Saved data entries
* * *
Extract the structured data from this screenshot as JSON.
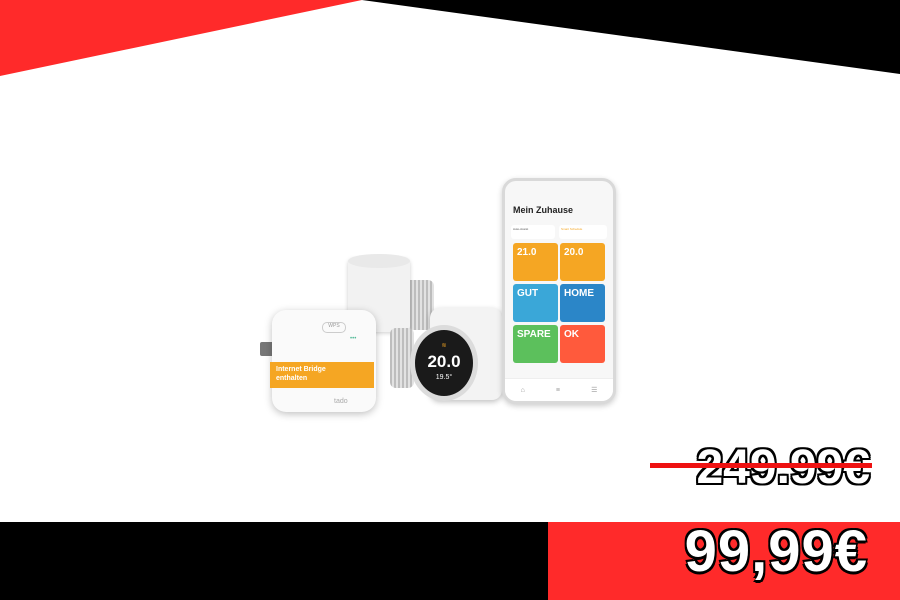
{
  "colors": {
    "accent_red": "#ff2a2a",
    "black": "#000000",
    "strike": "#e11111"
  },
  "pricing": {
    "old_price": "249.99€",
    "new_price": "99,99€"
  },
  "product": {
    "phone": {
      "title": "Mein Zuhause",
      "chips": [
        "Auto-Assist",
        "Smart Schedule"
      ],
      "tiles": [
        {
          "value": "21.0",
          "color": "#f5a623"
        },
        {
          "value": "20.0",
          "color": "#f5a623"
        },
        {
          "value": "GUT",
          "color": "#3aa7d8"
        },
        {
          "value": "HOME",
          "color": "#2b86c8"
        },
        {
          "value": "SPARE",
          "color": "#5cc05c"
        },
        {
          "value": "OK",
          "color": "#ff5a3c"
        }
      ],
      "nav_icons": [
        "home-icon",
        "list-icon",
        "menu-icon"
      ]
    },
    "bridge": {
      "label_line1": "Internet Bridge",
      "label_line2": "enthalten",
      "brand": "tado"
    },
    "thermostat": {
      "temperature": "20.0",
      "current": "19.5°"
    }
  }
}
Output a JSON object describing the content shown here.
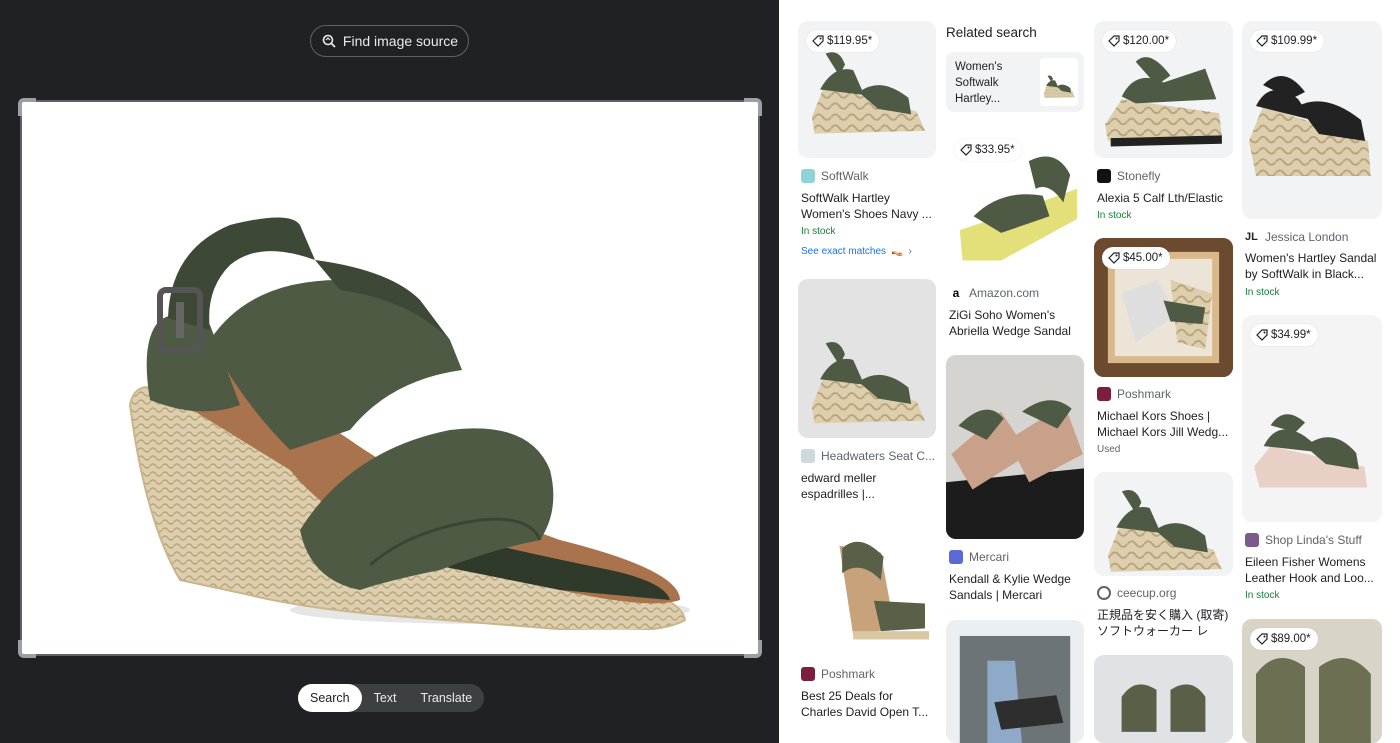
{
  "left_panel": {
    "find_source_label": "Find image source",
    "modes": [
      {
        "label": "Search",
        "active": true
      },
      {
        "label": "Text",
        "active": false
      },
      {
        "label": "Translate",
        "active": false
      }
    ]
  },
  "related_search": {
    "title": "Related search",
    "query": "Women's Softwalk Hartley..."
  },
  "results": {
    "r1": {
      "price": "$119.95*",
      "source": "SoftWalk",
      "title": "SoftWalk Hartley Women's Shoes Navy ...",
      "stock": "In stock",
      "exact_matches": "See exact matches"
    },
    "r2": {
      "source": "Headwaters Seat C...",
      "title": "edward meller espadrilles |..."
    },
    "r3": {
      "source": "Poshmark",
      "title": "Best 25 Deals for Charles David Open T..."
    },
    "r4": {
      "price": "$33.95*",
      "source": "Amazon.com",
      "title": "ZiGi Soho Women's Abriella Wedge Sandal"
    },
    "r5": {
      "source": "Mercari",
      "title": "Kendall & Kylie Wedge Sandals | Mercari"
    },
    "r6": {
      "price": "$120.00*",
      "source": "Stonefly",
      "title": "Alexia 5 Calf Lth/Elastic",
      "stock": "In stock"
    },
    "r7": {
      "price": "$45.00*",
      "source": "Poshmark",
      "title": "Michael Kors Shoes | Michael Kors Jill Wedg...",
      "condition": "Used"
    },
    "r8": {
      "source": "ceecup.org",
      "title": "正規品を安く購入 (取寄) ソフトウォーカー レデ..."
    },
    "r9": {
      "price": "$109.99*",
      "source": "Jessica London",
      "title": "Women's Hartley Sandal by SoftWalk in Black...",
      "stock": "In stock"
    },
    "r10": {
      "price": "$34.99*",
      "source": "Shop Linda's Stuff",
      "title": "Eileen Fisher Womens Leather Hook and Loo...",
      "stock": "In stock"
    },
    "r11": {
      "price": "$89.00*"
    }
  },
  "colors": {
    "olive": "#4e5a44",
    "jute": "#d9c8a4",
    "tan": "#a9744d",
    "accent": "#1a73e8",
    "stock": "#188038"
  }
}
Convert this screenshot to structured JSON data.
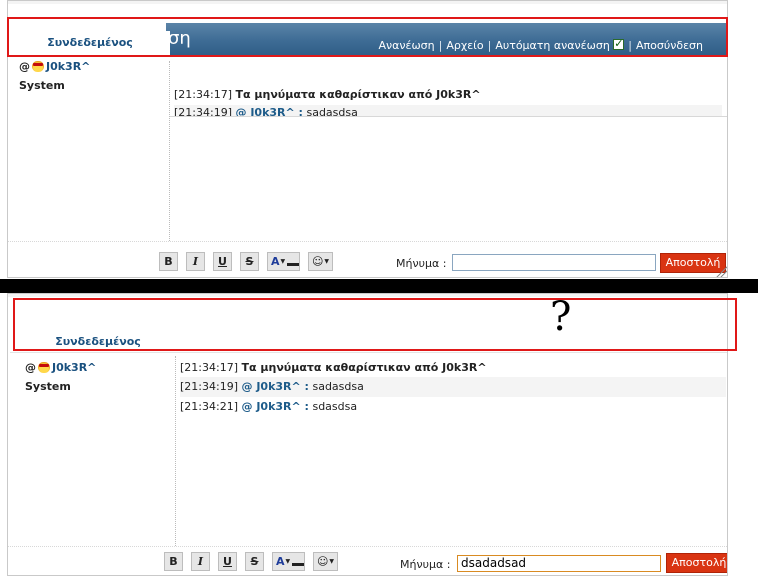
{
  "top": {
    "online_tab": "Συνδεδεμένος",
    "banner_fragment": "ση",
    "links": {
      "refresh": "Ανανέωση",
      "archive": "Αρχείο",
      "auto_refresh": "Αυτόματη ανανέωση",
      "logout": "Αποσύνδεση"
    },
    "users": [
      {
        "prefix": "@",
        "name": "J0k3R^"
      },
      {
        "prefix": "",
        "name": "System"
      }
    ],
    "messages": [
      {
        "time": "[21:34:17]",
        "nick": "",
        "text": "Τα μηνύματα καθαρίστικαν από J0k3R^"
      },
      {
        "time": "[21:34:19]",
        "nick": "@ J0k3R^ :",
        "text": "sadasdsa"
      }
    ],
    "toolbar": {
      "bold": "B",
      "italic": "I",
      "underline": "U",
      "strike": "S",
      "color": "A"
    },
    "message_label": "Μήνυμα :",
    "message_value": "",
    "send": "Αποστολή"
  },
  "bottom": {
    "online_tab": "Συνδεδεμένος",
    "users": [
      {
        "prefix": "@",
        "name": "J0k3R^"
      },
      {
        "prefix": "",
        "name": "System"
      }
    ],
    "messages": [
      {
        "time": "[21:34:17]",
        "nick": "",
        "text": "Τα μηνύματα καθαρίστικαν από J0k3R^"
      },
      {
        "time": "[21:34:19]",
        "nick": "@ J0k3R^ :",
        "text": "sadasdsa"
      },
      {
        "time": "[21:34:21]",
        "nick": "@ J0k3R^ :",
        "text": "sdasdsa"
      }
    ],
    "toolbar": {
      "bold": "B",
      "italic": "I",
      "underline": "U",
      "strike": "S",
      "color": "A"
    },
    "message_label": "Μήνυμα :",
    "message_value": "dsadadsad",
    "send": "Αποστολή"
  },
  "annotation": {
    "question": "?"
  },
  "colors": {
    "banner": "#3d6b94",
    "send": "#d93412",
    "highlight": "#e01818",
    "nick": "#1e5c8a"
  }
}
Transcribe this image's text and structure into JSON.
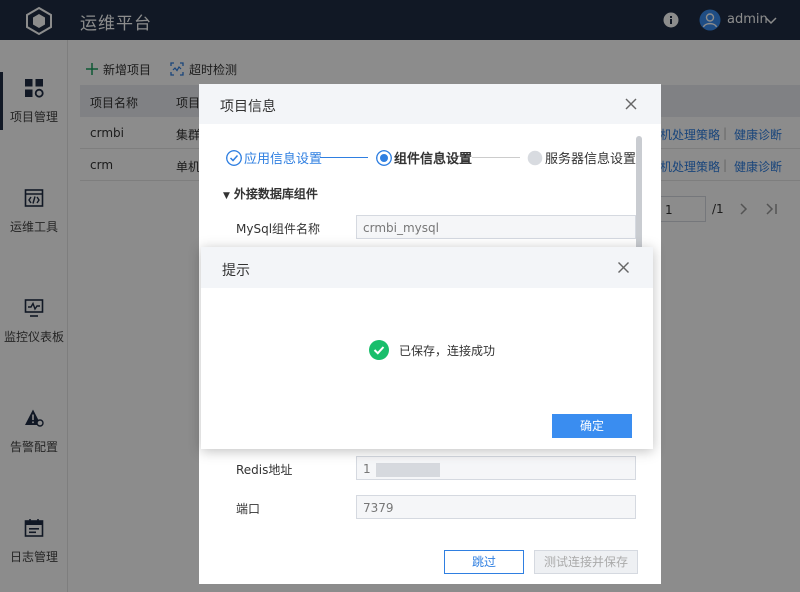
{
  "app": {
    "title": "运维平台",
    "username": "admin"
  },
  "sidebar": {
    "items": [
      {
        "label": "项目管理",
        "icon": "grid-icon"
      },
      {
        "label": "运维工具",
        "icon": "code-icon"
      },
      {
        "label": "监控仪表板",
        "icon": "monitor-icon"
      },
      {
        "label": "告警配置",
        "icon": "warning-icon"
      },
      {
        "label": "日志管理",
        "icon": "calendar-icon"
      }
    ]
  },
  "toolbar": {
    "add_label": "新增项目",
    "timeout_label": "超时检测"
  },
  "table": {
    "headers": [
      "项目名称",
      "项目"
    ],
    "rows": [
      {
        "name": "crmbi",
        "type": "集群",
        "action1": "机处理策略",
        "action2": "健康诊断"
      },
      {
        "name": "crm",
        "type": "单机",
        "action1": "机处理策略",
        "action2": "健康诊断"
      }
    ]
  },
  "pager": {
    "current": "1",
    "total": "/1"
  },
  "project_dialog": {
    "title": "项目信息",
    "steps": [
      "应用信息设置",
      "组件信息设置",
      "服务器信息设置"
    ],
    "section": "外接数据库组件",
    "fields": [
      {
        "label": "MySql组件名称",
        "value": "crmbi_mysql"
      },
      {
        "label": "Redis地址",
        "value": "1"
      },
      {
        "label": "端口",
        "value": "7379"
      }
    ],
    "skip_label": "跳过",
    "test_label": "测试连接并保存"
  },
  "prompt": {
    "title": "提示",
    "message": "已保存，连接成功",
    "ok_label": "确定"
  },
  "colors": {
    "topbar": "#1f2d44",
    "accent": "#2f7fe1",
    "success": "#19be6b",
    "primary_button": "#3a8df0"
  }
}
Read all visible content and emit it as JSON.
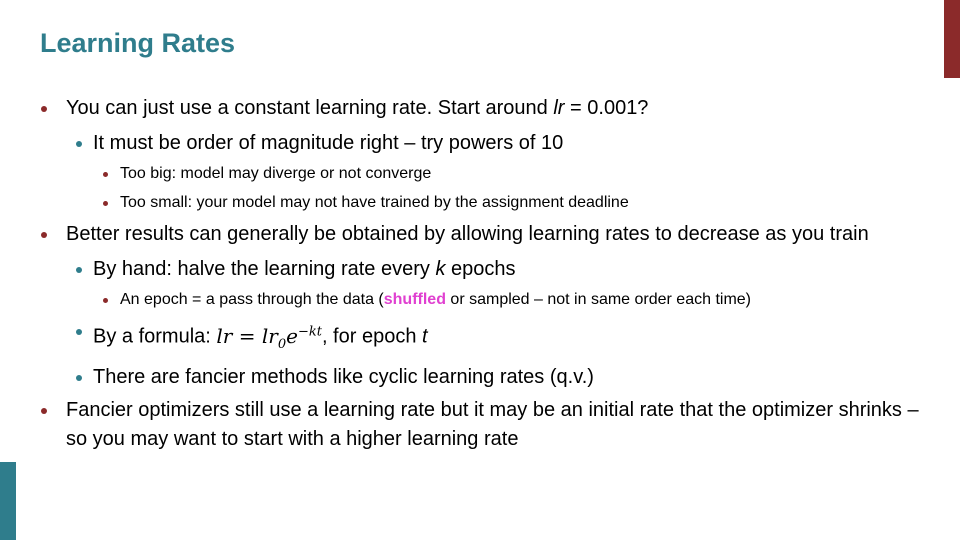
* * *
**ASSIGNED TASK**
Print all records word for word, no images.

**TASK ANSWER**
Extract the structured data from this screenshot as JSON.
{
  "colors": {
    "accent_red": "#ff2a2a",
    "black": "#000000",
    "strike": "#e11111"
  },
  "pricing": {
    "old_price": "249.99€",
    "new_price": "99,99€"
  },
  "product": {
    "phone": {
      "title": "Mein Zuhause",
      "chips": [
        "Auto-Assist",
        "Smart Schedule"
      ],
      "tiles": [
        {
          "value": "21.0",
          "color": "#f5a623"
        },
        {
          "value": "20.0",
          "color": "#f5a623"
        },
        {
          "value": "GUT",
          "color": "#3aa7d8"
        },
        {
          "value": "HOME",
          "color": "#2b86c8"
        },
        {
          "value": "SPARE",
          "color": "#5cc05c"
        },
        {
          "value": "OK",
          "color": "#ff5a3c"
        }
      ],
      "nav_icons": [
        "home-icon",
        "list-icon",
        "menu-icon"
      ]
    },
    "bridge": {
      "label_line1": "Internet Bridge",
      "label_line2": "enthalten",
      "brand": "tado"
    },
    "thermostat": {
      "temperature": "20.0",
      "current": "19.5°"
    }
  }
}
Output a JSON object describing the content shown here.
{
  "left_panel": {
    "find_source_label": "Find image source",
    "modes": [
      {
        "label": "Search",
        "active": true
      },
      {
        "label": "Text",
        "active": false
      },
      {
        "label": "Translate",
        "active": false
      }
    ]
  },
  "related_search": {
    "title": "Related search",
    "query": "Women's Softwalk Hartley..."
  },
  "results": {
    "r1": {
      "price": "$119.95*",
      "source": "SoftWalk",
      "title": "SoftWalk Hartley Women's Shoes Navy ...",
      "stock": "In stock",
      "exact_matches": "See exact matches"
    },
    "r2": {
      "source": "Headwaters Seat C...",
      "title": "edward meller espadrilles |..."
    },
    "r3": {
      "source": "Poshmark",
      "title": "Best 25 Deals for Charles David Open T..."
    },
    "r4": {
      "price": "$33.95*",
      "source": "Amazon.com",
      "title": "ZiGi Soho Women's Abriella Wedge Sandal"
    },
    "r5": {
      "source": "Mercari",
      "title": "Kendall & Kylie Wedge Sandals | Mercari"
    },
    "r6": {
      "price": "$120.00*",
      "source": "Stonefly",
      "title": "Alexia 5 Calf Lth/Elastic",
      "stock": "In stock"
    },
    "r7": {
      "price": "$45.00*",
      "source": "Poshmark",
      "title": "Michael Kors Shoes | Michael Kors Jill Wedg...",
      "condition": "Used"
    },
    "r8": {
      "source": "ceecup.org",
      "title": "正規品を安く購入 (取寄) ソフトウォーカー レデ..."
    },
    "r9": {
      "price": "$109.99*",
      "source": "Jessica London",
      "title": "Women's Hartley Sandal by SoftWalk in Black...",
      "stock": "In stock"
    },
    "r10": {
      "price": "$34.99*",
      "source": "Shop Linda's Stuff",
      "title": "Eileen Fisher Womens Leather Hook and Loo...",
      "stock": "In stock"
    },
    "r11": {
      "price": "$89.00*"
    }
  },
  "colors": {
    "olive": "#4e5a44",
    "jute": "#d9c8a4",
    "tan": "#a9744d",
    "accent": "#1a73e8",
    "stock": "#188038"
  }
}
Convert this screenshot to structured JSON data.
{
  "top": {
    "online_tab": "Συνδεδεμένος",
    "banner_fragment": "ση",
    "links": {
      "refresh": "Ανανέωση",
      "archive": "Αρχείο",
      "auto_refresh": "Αυτόματη ανανέωση",
      "logout": "Αποσύνδεση"
    },
    "users": [
      {
        "prefix": "@",
        "name": "J0k3R^"
      },
      {
        "prefix": "",
        "name": "System"
      }
    ],
    "messages": [
      {
        "time": "[21:34:17]",
        "nick": "",
        "text": "Τα μηνύματα καθαρίστικαν από J0k3R^"
      },
      {
        "time": "[21:34:19]",
        "nick": "@ J0k3R^ :",
        "text": "sadasdsa"
      }
    ],
    "toolbar": {
      "bold": "B",
      "italic": "I",
      "underline": "U",
      "strike": "S",
      "color": "A"
    },
    "message_label": "Μήνυμα :",
    "message_value": "",
    "send": "Αποστολή"
  },
  "bottom": {
    "online_tab": "Συνδεδεμένος",
    "users": [
      {
        "prefix": "@",
        "name": "J0k3R^"
      },
      {
        "prefix": "",
        "name": "System"
      }
    ],
    "messages": [
      {
        "time": "[21:34:17]",
        "nick": "",
        "text": "Τα μηνύματα καθαρίστικαν από J0k3R^"
      },
      {
        "time": "[21:34:19]",
        "nick": "@ J0k3R^ :",
        "text": "sadasdsa"
      },
      {
        "time": "[21:34:21]",
        "nick": "@ J0k3R^ :",
        "text": "sdasdsa"
      }
    ],
    "toolbar": {
      "bold": "B",
      "italic": "I",
      "underline": "U",
      "strike": "S",
      "color": "A"
    },
    "message_label": "Μήνυμα :",
    "message_value": "dsadadsad",
    "send": "Αποστολή"
  },
  "annotation": {
    "question": "?"
  },
  "colors": {
    "banner": "#3d6b94",
    "send": "#d93412",
    "highlight": "#e01818",
    "nick": "#1e5c8a"
  }
}
Transcribe this image's text and structure into JSON.
{
  "app": {
    "title": "运维平台",
    "username": "admin"
  },
  "sidebar": {
    "items": [
      {
        "label": "项目管理",
        "icon": "grid-icon"
      },
      {
        "label": "运维工具",
        "icon": "code-icon"
      },
      {
        "label": "监控仪表板",
        "icon": "monitor-icon"
      },
      {
        "label": "告警配置",
        "icon": "warning-icon"
      },
      {
        "label": "日志管理",
        "icon": "calendar-icon"
      }
    ]
  },
  "toolbar": {
    "add_label": "新增项目",
    "timeout_label": "超时检测"
  },
  "table": {
    "headers": [
      "项目名称",
      "项目"
    ],
    "rows": [
      {
        "name": "crmbi",
        "type": "集群",
        "action1": "机处理策略",
        "action2": "健康诊断"
      },
      {
        "name": "crm",
        "type": "单机",
        "action1": "机处理策略",
        "action2": "健康诊断"
      }
    ]
  },
  "pager": {
    "current": "1",
    "total": "/1"
  },
  "project_dialog": {
    "title": "项目信息",
    "steps": [
      "应用信息设置",
      "组件信息设置",
      "服务器信息设置"
    ],
    "section": "外接数据库组件",
    "fields": [
      {
        "label": "MySql组件名称",
        "value": "crmbi_mysql"
      },
      {
        "label": "Redis地址",
        "value": "1"
      },
      {
        "label": "端口",
        "value": "7379"
      }
    ],
    "skip_label": "跳过",
    "test_label": "测试连接并保存"
  },
  "prompt": {
    "title": "提示",
    "message": "已保存，连接成功",
    "ok_label": "确定"
  },
  "colors": {
    "topbar": "#1f2d44",
    "accent": "#2f7fe1",
    "success": "#19be6b",
    "primary_button": "#3a8df0"
  }
}
Read all visible content and emit it as JSON.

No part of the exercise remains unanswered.